After finishing Fawlty Towers, John Cleese set to making a string of feature-length comedies, each with varying degrees of success. This weekâ€™s movie recommendation is the finest of those efforts, for which he earned an Academy Award for his screenplay co-written with Charles Crichton: A Fish Called Wanda (1988).
A gang of four criminals pulls off a near-perfect diamond heist. Only one witness and hefty doses of internecine mistrust survive the crime. Unfortunately, neither of these problems is as easily surmountable as the gang members had planned. On one hand, Michael Palin plays Ken, the animal loving getaway driver with an inveterate stutter who is tasked with eliminating that pesky witness. However, each of his attempts to silence the lady is stymied by her protective entourage of pet dogs that he desperately wants to leave unharmed. On the other hand, the mistrust between the other three members of the gang is even less tractable: Kevin Kline plays Otto, the trigger-happy American with a loud mouth, an insecurity about his intelligence, and an unshakeable contempt for Englishmen; Jamie Lee Curtis plays Wanda, the nubile and manipulative con artist; and Tom Georgeson plays the gangâ€™s leader George. After the heist, Otto and Wanda double-cross George and land him in jail to maximize their share of the loot. However, the double-cross doesnâ€™t work out to plan, as George has executed a double-cross of his own, by hiding the stash before heâ€™s nicked.

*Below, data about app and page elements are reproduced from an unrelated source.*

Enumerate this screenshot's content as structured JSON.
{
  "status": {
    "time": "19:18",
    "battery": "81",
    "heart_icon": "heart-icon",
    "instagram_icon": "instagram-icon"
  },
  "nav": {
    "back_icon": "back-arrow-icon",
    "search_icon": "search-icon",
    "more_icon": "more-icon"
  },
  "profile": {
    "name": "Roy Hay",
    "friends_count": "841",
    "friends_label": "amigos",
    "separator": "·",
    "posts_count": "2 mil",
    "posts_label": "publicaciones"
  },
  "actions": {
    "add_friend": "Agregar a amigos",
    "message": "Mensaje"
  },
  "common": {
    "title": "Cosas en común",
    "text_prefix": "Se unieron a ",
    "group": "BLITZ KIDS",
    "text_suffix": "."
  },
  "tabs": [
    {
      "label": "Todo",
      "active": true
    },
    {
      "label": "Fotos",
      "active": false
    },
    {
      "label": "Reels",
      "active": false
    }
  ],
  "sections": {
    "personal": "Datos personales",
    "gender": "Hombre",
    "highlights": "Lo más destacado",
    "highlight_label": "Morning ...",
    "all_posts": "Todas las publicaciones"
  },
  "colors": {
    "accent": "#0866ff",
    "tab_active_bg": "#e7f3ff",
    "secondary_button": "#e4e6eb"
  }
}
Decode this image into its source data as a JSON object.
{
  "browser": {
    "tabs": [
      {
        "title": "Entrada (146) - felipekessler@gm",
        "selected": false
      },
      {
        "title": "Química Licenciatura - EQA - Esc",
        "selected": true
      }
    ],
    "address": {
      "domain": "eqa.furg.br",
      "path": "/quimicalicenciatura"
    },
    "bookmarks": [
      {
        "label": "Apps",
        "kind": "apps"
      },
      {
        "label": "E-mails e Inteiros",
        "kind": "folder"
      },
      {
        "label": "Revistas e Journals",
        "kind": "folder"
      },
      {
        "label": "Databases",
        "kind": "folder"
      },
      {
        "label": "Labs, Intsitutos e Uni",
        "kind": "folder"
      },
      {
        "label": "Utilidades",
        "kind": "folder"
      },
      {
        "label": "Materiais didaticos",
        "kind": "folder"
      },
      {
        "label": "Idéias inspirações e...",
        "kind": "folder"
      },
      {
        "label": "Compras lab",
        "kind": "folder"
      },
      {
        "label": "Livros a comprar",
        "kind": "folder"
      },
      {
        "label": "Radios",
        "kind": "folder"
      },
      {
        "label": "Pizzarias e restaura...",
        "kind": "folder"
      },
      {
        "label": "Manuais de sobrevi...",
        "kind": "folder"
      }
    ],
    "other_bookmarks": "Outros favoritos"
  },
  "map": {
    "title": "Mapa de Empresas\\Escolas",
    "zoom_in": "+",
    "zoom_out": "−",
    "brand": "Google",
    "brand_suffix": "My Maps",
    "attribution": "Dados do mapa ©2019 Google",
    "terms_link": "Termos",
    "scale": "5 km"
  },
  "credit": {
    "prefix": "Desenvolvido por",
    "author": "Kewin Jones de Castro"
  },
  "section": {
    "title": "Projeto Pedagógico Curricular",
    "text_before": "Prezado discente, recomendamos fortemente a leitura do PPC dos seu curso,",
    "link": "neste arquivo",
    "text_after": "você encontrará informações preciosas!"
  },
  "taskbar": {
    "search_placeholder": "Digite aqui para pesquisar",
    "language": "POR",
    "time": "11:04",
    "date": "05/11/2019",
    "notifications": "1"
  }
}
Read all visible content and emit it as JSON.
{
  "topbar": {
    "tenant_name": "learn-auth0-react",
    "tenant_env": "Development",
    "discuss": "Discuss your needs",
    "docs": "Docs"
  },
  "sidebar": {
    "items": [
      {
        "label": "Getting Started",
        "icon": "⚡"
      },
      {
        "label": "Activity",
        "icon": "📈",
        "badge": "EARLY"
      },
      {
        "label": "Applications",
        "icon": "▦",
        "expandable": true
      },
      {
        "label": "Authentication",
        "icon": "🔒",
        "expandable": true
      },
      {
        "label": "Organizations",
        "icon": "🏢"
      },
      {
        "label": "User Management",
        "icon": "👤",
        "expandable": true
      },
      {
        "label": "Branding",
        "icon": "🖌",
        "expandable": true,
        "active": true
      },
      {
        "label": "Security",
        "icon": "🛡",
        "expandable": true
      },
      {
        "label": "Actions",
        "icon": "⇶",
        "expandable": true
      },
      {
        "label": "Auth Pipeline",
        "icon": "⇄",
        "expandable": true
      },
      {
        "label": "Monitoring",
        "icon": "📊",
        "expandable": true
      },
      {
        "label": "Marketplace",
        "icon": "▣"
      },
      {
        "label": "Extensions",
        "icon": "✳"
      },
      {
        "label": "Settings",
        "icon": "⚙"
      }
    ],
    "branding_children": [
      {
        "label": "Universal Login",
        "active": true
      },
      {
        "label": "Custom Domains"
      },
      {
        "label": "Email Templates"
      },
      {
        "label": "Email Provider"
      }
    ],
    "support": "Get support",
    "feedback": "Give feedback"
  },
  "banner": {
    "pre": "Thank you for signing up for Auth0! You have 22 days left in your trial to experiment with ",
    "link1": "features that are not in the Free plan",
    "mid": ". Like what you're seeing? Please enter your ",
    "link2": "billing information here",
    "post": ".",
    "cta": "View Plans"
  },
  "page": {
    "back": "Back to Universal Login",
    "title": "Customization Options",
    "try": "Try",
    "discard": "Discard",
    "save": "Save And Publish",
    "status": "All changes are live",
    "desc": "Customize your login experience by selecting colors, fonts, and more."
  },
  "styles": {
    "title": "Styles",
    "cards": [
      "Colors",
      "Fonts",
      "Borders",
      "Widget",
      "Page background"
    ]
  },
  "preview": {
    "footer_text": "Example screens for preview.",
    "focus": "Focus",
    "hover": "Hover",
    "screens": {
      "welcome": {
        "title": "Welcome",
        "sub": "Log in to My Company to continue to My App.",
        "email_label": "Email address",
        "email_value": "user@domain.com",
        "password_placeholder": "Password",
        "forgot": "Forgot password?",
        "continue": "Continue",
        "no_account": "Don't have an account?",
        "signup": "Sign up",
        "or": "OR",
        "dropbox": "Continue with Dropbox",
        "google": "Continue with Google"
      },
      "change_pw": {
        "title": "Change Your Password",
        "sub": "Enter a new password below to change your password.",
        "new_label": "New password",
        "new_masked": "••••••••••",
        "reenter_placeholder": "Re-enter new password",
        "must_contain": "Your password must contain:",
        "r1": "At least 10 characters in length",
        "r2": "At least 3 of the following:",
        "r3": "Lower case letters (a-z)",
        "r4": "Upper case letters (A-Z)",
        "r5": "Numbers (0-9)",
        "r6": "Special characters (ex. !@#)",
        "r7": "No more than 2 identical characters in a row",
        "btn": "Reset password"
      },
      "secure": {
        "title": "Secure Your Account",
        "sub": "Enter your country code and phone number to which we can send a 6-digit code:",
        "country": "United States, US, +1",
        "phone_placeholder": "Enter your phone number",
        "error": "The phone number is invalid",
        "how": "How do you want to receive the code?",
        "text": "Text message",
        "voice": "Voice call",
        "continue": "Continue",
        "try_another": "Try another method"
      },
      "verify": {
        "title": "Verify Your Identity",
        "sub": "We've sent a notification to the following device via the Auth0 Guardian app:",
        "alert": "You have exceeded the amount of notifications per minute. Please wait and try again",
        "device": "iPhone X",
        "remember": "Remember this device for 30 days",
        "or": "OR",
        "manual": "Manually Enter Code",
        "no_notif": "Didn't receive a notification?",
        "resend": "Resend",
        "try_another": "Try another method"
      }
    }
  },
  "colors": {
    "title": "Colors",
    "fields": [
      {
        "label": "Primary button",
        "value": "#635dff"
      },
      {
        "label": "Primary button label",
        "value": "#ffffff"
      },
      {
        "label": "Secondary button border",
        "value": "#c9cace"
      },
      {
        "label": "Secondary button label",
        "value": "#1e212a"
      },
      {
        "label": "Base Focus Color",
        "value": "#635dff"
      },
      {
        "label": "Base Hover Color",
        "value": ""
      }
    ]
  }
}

Wanda therefore befriends Georgeâ€™s barrister Archie (played by John Cleese), in an effort to discover whatever information George has chosen to divulge about the diamondsâ€™ possible whereabouts to his counsel. As the rest of the film plays out, Archie develops a forbidden and exciting connection to Wanda that provides a welcome reprieve from the stuffy and restrictive upper-middle class English lifestyle to which heâ€™s become inured.
As far as heist films go, the premise of this one is fairly straightforward. Criminals steal diamonds, but canâ€™t trust one another enough to make off with the winnings. However, the joke of the film isnâ€™t really about the heist as much as it is about what happens when English propriety (read: pomposity) meets American forthrightness (read: obnoxiousness). The heist is nothing more than a vehicle to propel Cleeseâ€™s comedy of manners forward.
The screenplay drags a little in parts (the storyline in which Ken tries to dispatch the surviving witness gets old fairly quickly), but the dialogue overall is tight. When coupled with some magnificent performances, especially by the three main cast members Cleese, Curtis, and an Oscar-winning Kline, the jokes land exquisitely. Cleese and Kline in particular are both equally well-suited to verbal as well as physical comedy, so they handle farcical scenes (trying to make sure Otto isnâ€™t seen by Archieâ€™s wife by hiding behind furniture, Ã la Noises Off) as adroitly as they do witty repartee. In one of my favorite interchanges, Otto is fed up with Archieâ€™s patronizing tone, and when Archie impugns Otto by saying that â€œYou really are an utter vulgarian, arenâ€™t you?â€ Ottoâ€™s response is just perfect: â€œYou are the vulgarian, you fuck!â€
The script deftly hops from one low-brow joke to another, but the experience doesnâ€™t feel as though itâ€™s descended into a wearisome sequence of toilet humor gags â€“ this remains one of Cleeseâ€™s gifts â€“ instead, the prevailing sentiment is that low-brow humor is itself bearing the brunt of the joke. The worst parts of English and American mannerisms are on show, and yet no-one watching the film ends the experience feeling too severely chastened by the experience. Itâ€™s light hearted fun.